======== Given entries

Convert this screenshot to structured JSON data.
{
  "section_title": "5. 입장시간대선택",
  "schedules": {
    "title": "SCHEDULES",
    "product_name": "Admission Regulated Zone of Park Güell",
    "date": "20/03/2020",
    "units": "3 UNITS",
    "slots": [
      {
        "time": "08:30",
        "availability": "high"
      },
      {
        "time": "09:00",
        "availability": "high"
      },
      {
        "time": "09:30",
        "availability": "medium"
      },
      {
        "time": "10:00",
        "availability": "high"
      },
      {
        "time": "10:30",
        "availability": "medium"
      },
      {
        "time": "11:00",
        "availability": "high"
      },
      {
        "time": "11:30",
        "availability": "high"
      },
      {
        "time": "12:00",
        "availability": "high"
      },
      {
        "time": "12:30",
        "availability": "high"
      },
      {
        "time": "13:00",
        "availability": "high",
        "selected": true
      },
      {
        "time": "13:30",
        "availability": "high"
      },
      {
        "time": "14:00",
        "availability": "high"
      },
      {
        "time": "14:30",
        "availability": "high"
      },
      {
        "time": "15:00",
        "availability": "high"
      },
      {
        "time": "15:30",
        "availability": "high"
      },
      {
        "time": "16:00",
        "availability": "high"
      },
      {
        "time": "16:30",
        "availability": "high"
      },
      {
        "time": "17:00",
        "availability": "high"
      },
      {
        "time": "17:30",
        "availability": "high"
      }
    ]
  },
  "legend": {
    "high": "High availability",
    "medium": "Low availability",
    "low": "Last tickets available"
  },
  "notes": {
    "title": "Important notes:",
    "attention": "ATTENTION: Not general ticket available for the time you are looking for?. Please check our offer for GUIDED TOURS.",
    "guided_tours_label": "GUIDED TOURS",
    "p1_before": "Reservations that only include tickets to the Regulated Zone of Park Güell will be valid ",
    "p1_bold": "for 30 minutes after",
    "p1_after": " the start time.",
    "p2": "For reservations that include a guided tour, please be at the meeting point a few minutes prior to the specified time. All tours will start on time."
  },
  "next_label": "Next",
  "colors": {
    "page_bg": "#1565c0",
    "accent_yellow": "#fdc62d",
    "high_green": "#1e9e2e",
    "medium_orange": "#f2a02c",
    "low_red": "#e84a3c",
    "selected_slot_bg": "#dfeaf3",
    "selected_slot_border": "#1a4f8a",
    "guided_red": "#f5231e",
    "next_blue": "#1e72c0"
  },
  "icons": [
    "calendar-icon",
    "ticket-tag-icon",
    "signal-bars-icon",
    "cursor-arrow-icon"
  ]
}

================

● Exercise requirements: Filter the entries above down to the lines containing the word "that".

● Reply to the task:
    "p1_before": "Reservations that only include tickets to the Regulated Zone of Park Güell will be valid ",
    "p2": "For reservations that include a guided tour, please be at the meeting point a few minutes prior to the specified time. All tours will start on time."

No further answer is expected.